## RAW DATA

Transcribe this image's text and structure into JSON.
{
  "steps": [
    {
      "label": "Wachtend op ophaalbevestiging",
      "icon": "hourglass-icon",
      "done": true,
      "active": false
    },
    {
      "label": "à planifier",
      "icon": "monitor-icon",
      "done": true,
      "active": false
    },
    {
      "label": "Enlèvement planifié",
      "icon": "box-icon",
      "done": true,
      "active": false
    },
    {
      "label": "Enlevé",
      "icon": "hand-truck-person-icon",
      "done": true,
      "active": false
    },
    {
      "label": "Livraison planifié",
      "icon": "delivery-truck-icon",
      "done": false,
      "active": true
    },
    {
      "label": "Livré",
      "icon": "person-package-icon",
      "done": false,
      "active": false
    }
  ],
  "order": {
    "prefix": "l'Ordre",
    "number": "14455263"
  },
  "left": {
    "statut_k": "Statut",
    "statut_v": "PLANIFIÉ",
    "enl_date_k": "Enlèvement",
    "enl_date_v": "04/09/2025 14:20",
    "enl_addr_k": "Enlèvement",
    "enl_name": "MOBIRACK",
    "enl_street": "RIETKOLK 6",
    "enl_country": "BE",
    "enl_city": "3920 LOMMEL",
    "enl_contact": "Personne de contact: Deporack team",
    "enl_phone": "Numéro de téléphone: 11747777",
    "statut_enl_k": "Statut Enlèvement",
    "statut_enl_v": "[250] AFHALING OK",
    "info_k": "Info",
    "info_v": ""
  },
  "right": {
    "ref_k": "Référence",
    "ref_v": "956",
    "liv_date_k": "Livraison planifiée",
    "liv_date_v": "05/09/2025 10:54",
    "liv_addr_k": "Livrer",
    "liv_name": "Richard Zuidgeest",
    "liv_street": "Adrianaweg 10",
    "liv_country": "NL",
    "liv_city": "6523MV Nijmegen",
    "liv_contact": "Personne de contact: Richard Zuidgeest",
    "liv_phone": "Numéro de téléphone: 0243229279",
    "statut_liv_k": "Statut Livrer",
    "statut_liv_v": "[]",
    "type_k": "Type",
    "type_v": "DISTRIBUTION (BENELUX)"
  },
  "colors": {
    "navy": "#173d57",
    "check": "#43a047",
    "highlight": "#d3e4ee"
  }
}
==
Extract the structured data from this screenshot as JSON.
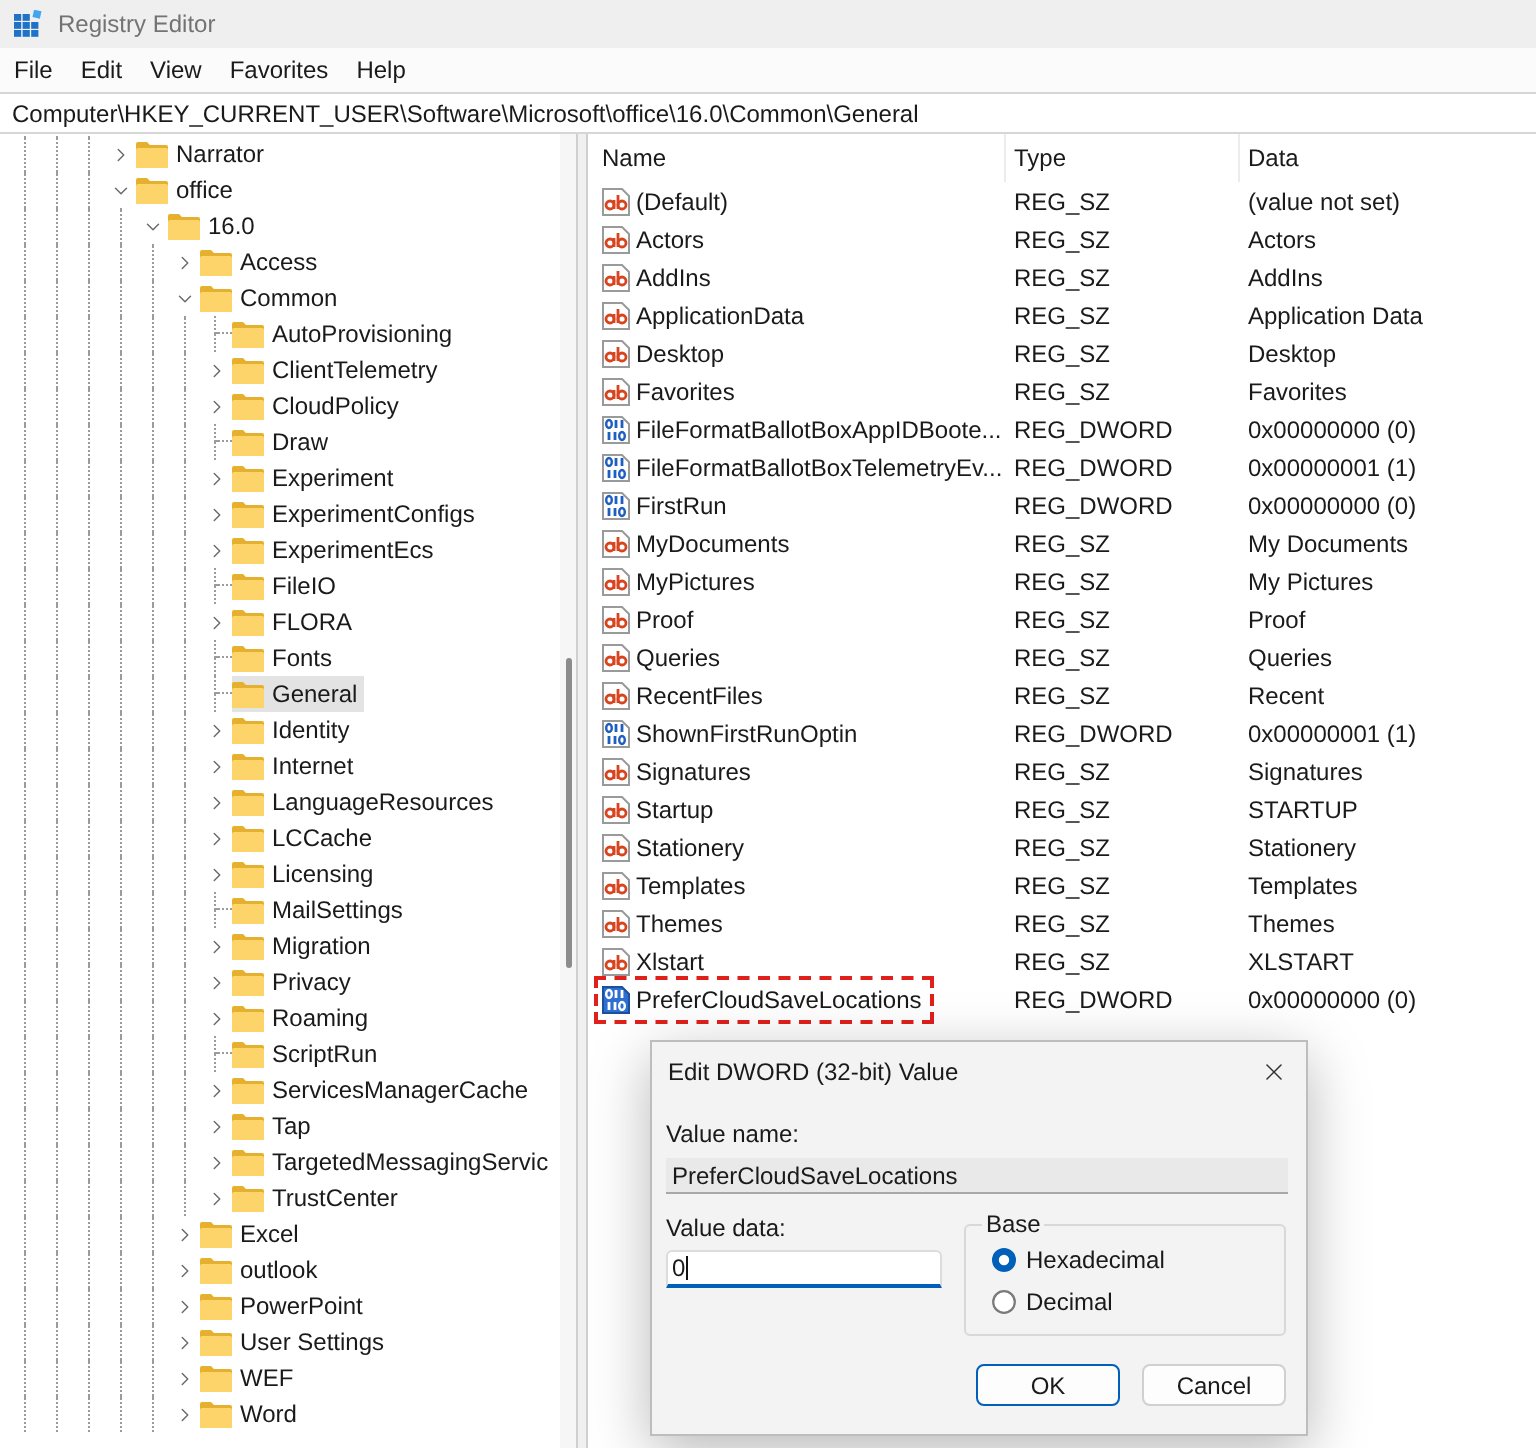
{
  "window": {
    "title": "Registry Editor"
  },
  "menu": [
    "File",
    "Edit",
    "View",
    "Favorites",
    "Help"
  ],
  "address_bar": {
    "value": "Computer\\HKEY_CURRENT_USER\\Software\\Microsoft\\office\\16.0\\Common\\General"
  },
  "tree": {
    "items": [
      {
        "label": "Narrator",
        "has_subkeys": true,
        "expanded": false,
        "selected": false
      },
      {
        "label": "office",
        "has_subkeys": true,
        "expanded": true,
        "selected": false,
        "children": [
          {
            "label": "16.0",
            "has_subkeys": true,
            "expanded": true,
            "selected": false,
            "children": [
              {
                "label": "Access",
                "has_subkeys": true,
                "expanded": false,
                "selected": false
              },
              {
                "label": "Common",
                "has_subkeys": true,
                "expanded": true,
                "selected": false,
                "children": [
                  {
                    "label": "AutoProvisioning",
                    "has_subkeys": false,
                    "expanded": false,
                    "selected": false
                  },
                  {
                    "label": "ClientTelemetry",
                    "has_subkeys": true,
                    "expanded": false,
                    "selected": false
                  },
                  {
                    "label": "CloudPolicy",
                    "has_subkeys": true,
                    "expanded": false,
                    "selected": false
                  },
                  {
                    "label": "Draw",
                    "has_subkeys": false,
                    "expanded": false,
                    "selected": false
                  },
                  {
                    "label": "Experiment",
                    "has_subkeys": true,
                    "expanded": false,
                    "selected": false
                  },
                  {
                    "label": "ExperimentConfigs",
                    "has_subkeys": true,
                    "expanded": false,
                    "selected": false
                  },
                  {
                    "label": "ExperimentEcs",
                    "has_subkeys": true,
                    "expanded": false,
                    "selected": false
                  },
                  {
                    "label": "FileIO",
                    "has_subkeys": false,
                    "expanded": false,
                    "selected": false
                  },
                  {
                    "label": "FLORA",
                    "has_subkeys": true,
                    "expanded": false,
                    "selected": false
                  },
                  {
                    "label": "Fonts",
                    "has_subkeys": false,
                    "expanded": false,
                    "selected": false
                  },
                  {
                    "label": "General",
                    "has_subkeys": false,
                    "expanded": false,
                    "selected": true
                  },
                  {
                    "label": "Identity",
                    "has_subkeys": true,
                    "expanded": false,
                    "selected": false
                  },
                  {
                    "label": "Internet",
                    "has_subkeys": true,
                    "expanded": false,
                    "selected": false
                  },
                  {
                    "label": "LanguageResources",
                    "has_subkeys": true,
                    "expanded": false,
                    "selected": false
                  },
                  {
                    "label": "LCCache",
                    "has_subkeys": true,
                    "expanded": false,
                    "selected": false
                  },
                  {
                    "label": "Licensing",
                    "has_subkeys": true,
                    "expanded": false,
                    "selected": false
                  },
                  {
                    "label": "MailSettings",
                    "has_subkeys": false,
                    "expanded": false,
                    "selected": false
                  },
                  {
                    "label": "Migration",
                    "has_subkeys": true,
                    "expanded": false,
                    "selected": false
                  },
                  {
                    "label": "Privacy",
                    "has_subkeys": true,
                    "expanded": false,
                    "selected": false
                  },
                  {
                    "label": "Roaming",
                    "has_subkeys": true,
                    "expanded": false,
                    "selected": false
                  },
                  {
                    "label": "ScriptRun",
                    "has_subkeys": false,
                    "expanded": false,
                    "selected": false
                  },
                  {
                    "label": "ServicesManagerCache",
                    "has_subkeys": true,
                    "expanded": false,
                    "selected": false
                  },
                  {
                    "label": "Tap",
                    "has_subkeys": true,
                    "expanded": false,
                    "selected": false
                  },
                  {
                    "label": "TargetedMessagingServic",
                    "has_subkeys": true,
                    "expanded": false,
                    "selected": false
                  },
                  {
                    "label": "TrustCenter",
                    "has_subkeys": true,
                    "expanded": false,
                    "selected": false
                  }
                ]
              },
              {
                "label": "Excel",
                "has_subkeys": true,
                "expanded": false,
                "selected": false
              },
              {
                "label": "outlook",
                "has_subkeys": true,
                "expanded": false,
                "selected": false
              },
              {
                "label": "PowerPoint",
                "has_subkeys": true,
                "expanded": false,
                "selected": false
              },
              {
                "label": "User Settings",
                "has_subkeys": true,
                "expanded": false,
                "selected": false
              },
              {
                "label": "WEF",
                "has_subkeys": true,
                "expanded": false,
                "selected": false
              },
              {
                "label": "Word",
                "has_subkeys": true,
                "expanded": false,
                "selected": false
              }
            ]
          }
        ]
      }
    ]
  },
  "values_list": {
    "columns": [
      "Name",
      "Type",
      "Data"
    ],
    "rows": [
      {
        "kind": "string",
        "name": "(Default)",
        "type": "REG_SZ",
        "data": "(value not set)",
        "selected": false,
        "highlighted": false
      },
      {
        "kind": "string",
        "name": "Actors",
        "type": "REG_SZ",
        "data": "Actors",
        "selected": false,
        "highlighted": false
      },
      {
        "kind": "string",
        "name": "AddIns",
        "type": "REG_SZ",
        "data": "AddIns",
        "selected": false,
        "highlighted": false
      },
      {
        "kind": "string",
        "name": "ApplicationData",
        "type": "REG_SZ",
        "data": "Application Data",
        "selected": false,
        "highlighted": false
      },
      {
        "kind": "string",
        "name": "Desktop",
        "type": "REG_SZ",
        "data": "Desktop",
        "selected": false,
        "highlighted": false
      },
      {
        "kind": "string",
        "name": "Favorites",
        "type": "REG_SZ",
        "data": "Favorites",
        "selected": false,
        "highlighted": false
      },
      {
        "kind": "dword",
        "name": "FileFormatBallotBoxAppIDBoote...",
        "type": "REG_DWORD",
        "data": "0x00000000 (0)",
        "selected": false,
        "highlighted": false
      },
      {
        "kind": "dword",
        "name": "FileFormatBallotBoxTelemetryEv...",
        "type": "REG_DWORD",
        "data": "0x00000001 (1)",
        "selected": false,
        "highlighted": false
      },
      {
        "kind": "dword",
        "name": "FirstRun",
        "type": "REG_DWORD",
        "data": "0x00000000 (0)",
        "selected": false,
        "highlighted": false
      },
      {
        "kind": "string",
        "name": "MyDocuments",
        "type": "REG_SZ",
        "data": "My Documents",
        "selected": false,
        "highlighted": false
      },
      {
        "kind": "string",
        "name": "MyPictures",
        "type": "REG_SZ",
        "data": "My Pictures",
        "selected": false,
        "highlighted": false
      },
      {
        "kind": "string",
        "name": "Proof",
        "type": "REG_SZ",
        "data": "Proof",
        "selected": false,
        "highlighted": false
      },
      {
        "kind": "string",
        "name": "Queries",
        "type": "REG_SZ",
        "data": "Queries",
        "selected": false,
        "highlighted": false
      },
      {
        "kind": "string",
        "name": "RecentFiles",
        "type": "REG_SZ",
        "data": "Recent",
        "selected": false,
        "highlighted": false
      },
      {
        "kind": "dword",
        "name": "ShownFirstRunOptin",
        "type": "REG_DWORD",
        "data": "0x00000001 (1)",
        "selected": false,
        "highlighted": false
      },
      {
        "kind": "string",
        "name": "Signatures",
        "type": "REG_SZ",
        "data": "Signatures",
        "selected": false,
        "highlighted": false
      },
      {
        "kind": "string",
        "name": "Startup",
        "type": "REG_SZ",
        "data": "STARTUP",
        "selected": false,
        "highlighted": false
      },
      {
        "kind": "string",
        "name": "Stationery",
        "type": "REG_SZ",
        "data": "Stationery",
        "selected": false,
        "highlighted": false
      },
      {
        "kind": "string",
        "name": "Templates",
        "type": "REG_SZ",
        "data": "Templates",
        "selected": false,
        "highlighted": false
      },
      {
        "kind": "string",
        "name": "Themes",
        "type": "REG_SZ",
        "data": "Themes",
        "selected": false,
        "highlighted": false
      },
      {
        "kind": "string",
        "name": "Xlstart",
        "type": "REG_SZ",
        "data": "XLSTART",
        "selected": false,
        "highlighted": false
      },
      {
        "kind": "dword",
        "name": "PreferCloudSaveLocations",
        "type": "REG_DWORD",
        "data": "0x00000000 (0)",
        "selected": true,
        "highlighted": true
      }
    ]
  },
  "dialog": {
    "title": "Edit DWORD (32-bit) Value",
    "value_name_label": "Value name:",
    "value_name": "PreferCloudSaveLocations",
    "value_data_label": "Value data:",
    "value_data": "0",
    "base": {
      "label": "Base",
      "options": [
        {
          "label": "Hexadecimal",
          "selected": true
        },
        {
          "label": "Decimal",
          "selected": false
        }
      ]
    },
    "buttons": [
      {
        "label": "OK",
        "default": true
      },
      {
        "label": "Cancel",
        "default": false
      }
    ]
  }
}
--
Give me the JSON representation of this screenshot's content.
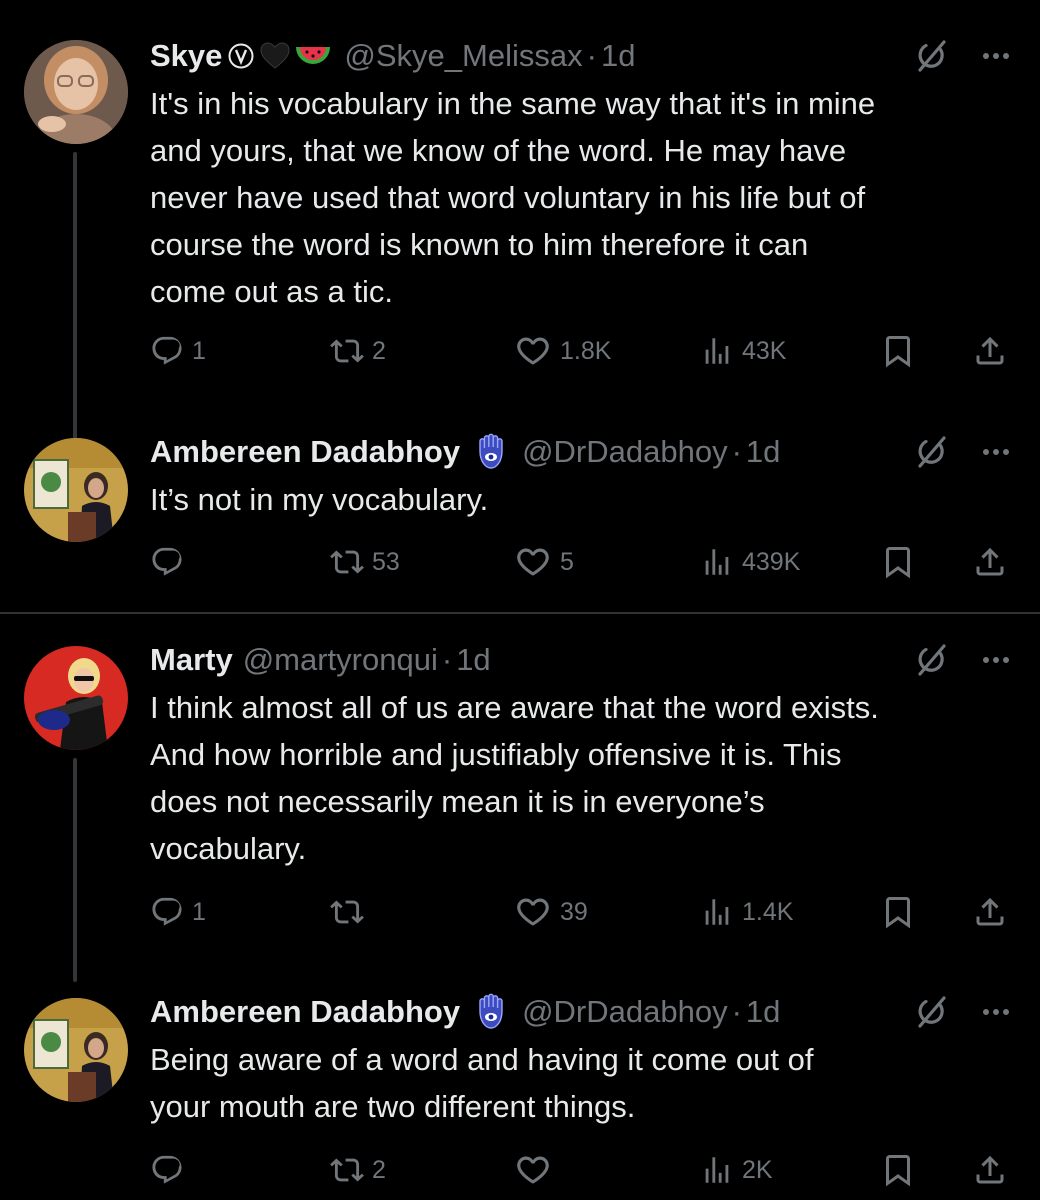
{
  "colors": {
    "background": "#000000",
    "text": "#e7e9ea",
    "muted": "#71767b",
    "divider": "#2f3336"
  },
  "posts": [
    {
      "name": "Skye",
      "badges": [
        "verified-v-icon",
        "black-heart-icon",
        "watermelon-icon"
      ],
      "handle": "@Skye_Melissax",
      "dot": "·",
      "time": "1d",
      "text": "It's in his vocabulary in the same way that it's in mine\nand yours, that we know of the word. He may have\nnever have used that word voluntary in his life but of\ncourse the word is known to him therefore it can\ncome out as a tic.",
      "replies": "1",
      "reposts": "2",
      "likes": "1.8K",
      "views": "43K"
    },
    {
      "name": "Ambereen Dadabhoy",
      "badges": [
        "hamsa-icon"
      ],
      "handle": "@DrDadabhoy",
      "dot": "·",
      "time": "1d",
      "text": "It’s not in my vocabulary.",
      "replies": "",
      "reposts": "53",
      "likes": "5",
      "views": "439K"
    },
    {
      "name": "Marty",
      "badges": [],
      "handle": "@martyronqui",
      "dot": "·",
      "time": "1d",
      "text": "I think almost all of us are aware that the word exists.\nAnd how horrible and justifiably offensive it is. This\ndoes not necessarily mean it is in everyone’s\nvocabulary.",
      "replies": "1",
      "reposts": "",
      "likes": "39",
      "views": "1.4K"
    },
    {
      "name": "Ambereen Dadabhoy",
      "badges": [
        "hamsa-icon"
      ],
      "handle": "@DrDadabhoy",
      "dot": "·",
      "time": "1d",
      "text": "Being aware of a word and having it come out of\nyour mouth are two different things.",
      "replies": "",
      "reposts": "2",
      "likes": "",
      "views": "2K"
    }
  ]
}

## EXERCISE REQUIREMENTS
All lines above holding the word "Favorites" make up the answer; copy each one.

## FINISHED EXERCISE
    "Favorites",
        "name": "Favorites",
        "data": "Favorites",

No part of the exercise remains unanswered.